That’s the stern warning by the Climate Institute as new studies show that southern parts of Australia are already becoming hotter and dryer.
“We have brought together the most recent research undertaken by various bodies and scientists about factors influencing the bushfire season in Australia,” said Climate Institute CEO John Connor.
“It is showing that bushfire risk is increasing in bushfire-prone parts of Australia – generally, the south-east and south-west – and that climate change caused by human activity is a significant factor in the environmental changes that are creating these conditions,” he added.
Connor said the economic cost of bushfire and other natural disasters related to climate change is expected to soar from $6 billion per year in 2012 to over $23 billion per year in 2050.
“Add in the effects of climate change and it becomes truly alarming,” he said.
Connor cited the studies by the Commonwealth Scientific and Industrial Research Organisation (CSIRO) and the Bureau of Meteorology (BOM) which found a significant increase in the occurrence and severity of bushfire weather in over 42 percent of the parts of southern Australia measured since 1973.

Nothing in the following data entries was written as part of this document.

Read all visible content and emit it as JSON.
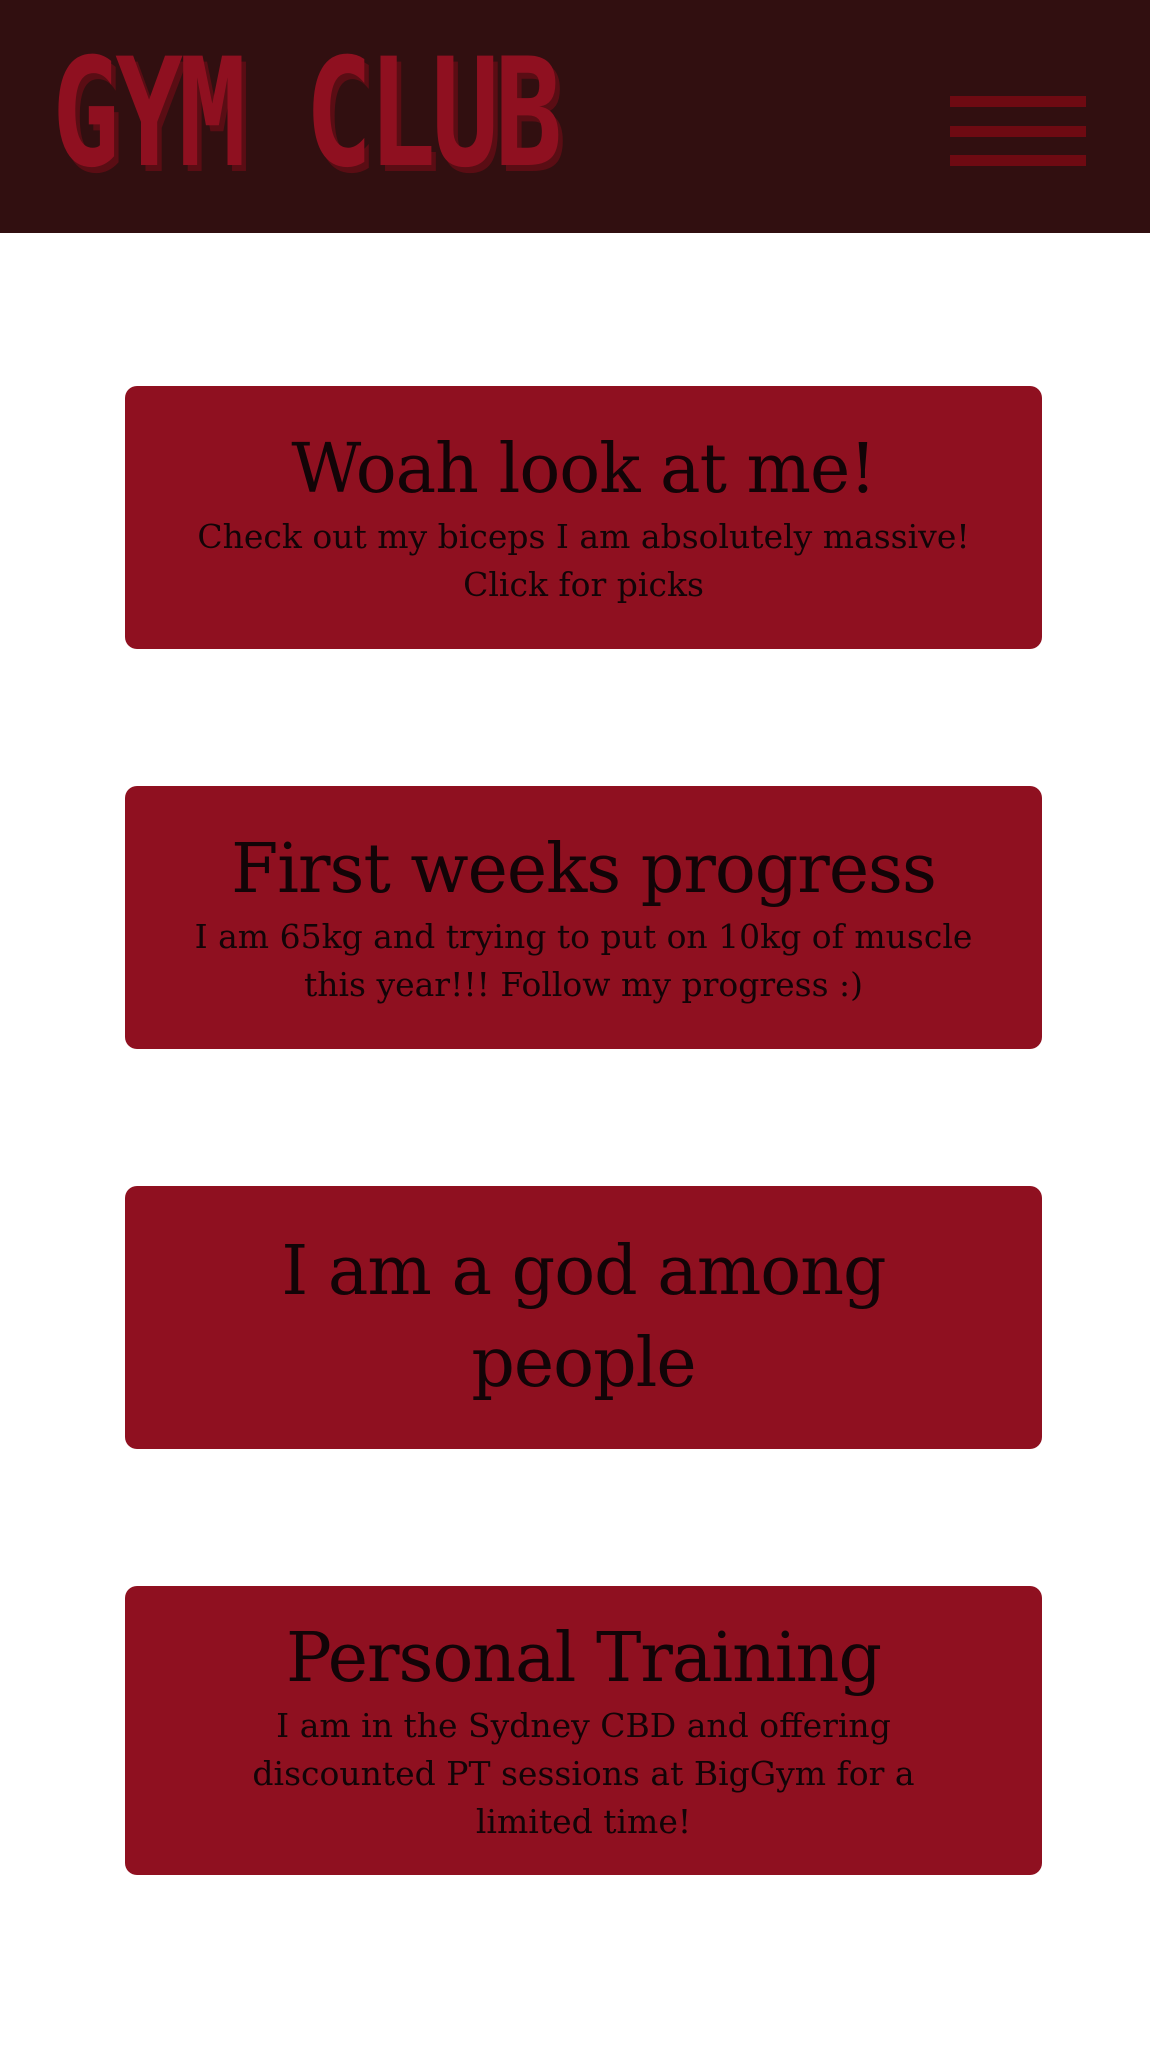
{
  "header": {
    "logo_text": "GYM CLUB",
    "menu_icon": "hamburger-menu-icon"
  },
  "colors": {
    "header_bg": "#310f10",
    "accent": "#8f1020",
    "text_dark": "#120407",
    "page_bg": "#ffffff"
  },
  "posts": [
    {
      "title": "Woah look at me!",
      "text": "Check out my biceps I am absolutely massive! Click for picks"
    },
    {
      "title": "First weeks progress",
      "text": "I am 65kg and trying to put on 10kg of muscle this year!!! Follow my progress :)"
    },
    {
      "title": "I am a god among people",
      "text": ""
    },
    {
      "title": "Personal Training",
      "text": "I am in the Sydney CBD and offering discounted PT sessions at BigGym for a limited time!"
    }
  ]
}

Based on the studies, Connor said, the number of fire days considered above “very high” is expected to rise by 120 percent in Tasmania. In Western Australia, the number of annual severe fire danger weather days would double by 2090.
Victoria may also suffer a ‘Black Saturday’ level bushfire once every three years if the world fails to curb climate change, Connor warned.
“Findings by researchers in each of the southern states are all showing that fire weather officially categorized as ‘very high’, ‘extreme’ and ‘catastrophic’ is on the increase and will become more and more frequent as we move into the future,” he said.
Connor also pointed out that the Met Office and the University of East Anglia’s Climatic Research Unit in the U.K. had declared 2015 as the hottest year on record.
Australia’s Bureau of Meteorology and CSIRO also reported that eight out of the 10 hottest years in the country have taken place since 2002, with 2013 being the hottest and 2015 the fifth hottest.
Expect longer and more severe bushfire seasons due to climate change caused by carbon and other greenhouse gas pollution.